The role of women and girls in supporting food systems and feeding families 

Women and girls make up 43% of the agricultural workforce in the global south, but the proportion is even higher when looking at small-scale farmers. In Africa for instance, 70% of small-scale farmers are women. The voices of the 1.7 billion women living in rural areas of developing countries, are unfortunately largely overlooked.  60% of women in South Asia and sub-Saharan Africa work in agriculture, yet they have less access to resources and services than men, including land, finance, training, inputs and equipment.   

Therefore, the rewards of food production are unfairly distributed, and women are losing out. Inequitable access to information and resources means that women are unable to maximise their sales as successfully as their male counterparts. This is exacerbated for women and girls living in rural areas who struggle to transport their goods to market, and face limited access to the necessary agricultural inputs for small-scale farmers like seeds and tools. Most women and girls do not own the land they farm so they must share their profits with the men who typically own the land. 

As well as producing much of the world’s food, women and girls bear most of the responsibility for preparing the food on families’ tables. Globally, women are responsible for 85-90% of household food preparation. Women and girls are more likely to spend a greater proportion of their income on food than men do, despite typically earning less than men. 

The SUN CSN Commitment to Gender Equality 

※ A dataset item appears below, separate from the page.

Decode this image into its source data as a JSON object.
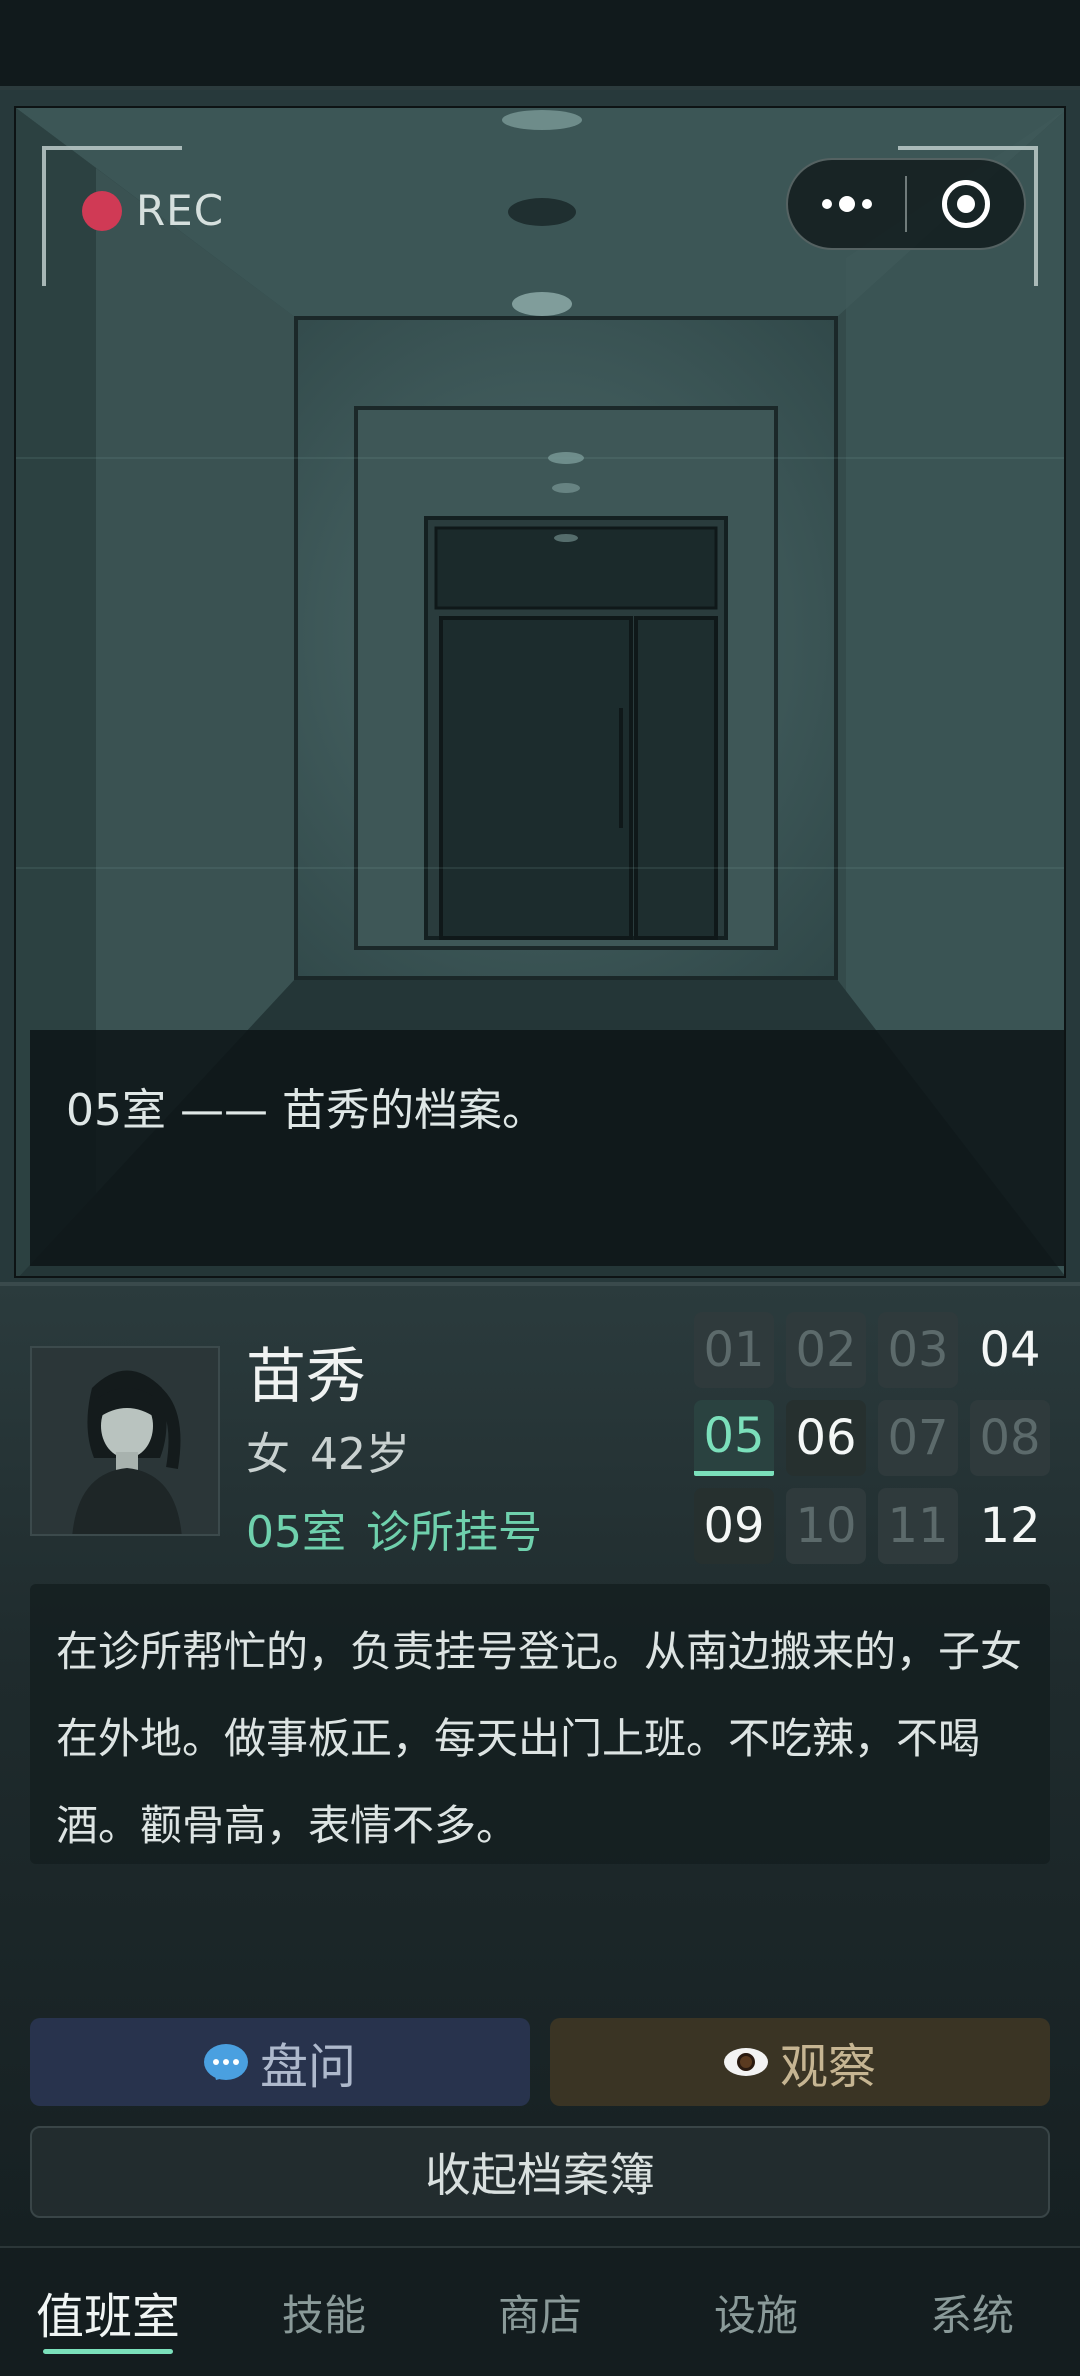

At the SUN CSN, we recognise that addressing gender inequality is crucial to achieving our overall vision of a world free of malnutrition in all its forms. In our current strategy 3.0 for 2021-2025, the SUN CSN is fully committed to advancing gender equality as a cross-cutting enabler for each of our strategic objectives. 

In CSN 3.0, the Network must play a key role in transforming gender norms and championing women and girls’ rights, while engaging men and boys in this effort. We will ensure women and girls are supported to play a prominent role in CSN global and national governance structures, document gender transformative approaches benefiting communities’ nutritional status, and promote gender‑sensitive leadership models within and beyond the SUN Movement. 

Key data and statistics

In much of the developing world, the largest barrier for women farmers is their limited rights to inherit, access and use land and other productive resources than men, leading to smaller production by 20-30% when compared to that of men (FAO, 2020[3]). Insecure land rights make women especially vulnerable to land-grabbing : 40% of countries have at least one restriction to women’s rights to property (UN Women 2021). Research suggests that if women farmers had the same access to productive resources as men, they could increase total agricultural output by 2.5 to 4%, lifting 100 to 150 million people out of hunger. (source FAO)

Who do we mean by women and girls? 

Across many cultures and societies there is a wide range of understanding and definitions of the various identities within the gender spectrum beyond a simple male-female binary. We know that gender discrimination and harmful gender norms negatively impact every member of society. When gender inequality and nutrition is discussed by policy-makers, it is usually regarding cisgender women (those who were assigned female at birth and who choose to continue identifying as female). 

This narrow definition does not adequately capture the experiences of non-binary, gender non-conforming and transgender people. At the SUN CSN we recognise that these identities face unique and acute challenges in accessing nutrition. However, due to a lack of disaggregated data it is not currently possible to adequately identify these experiences and further research is urgently needed to better understand and respond to the exclusion these communities are facing when it comes to nutrition. 

Therefore, this page refers to women and girls as those who are assigned female at birth, and those who are perceived as female by their society and therefore experience associated discrimination and exclusion that impacts their rights to good nutrition.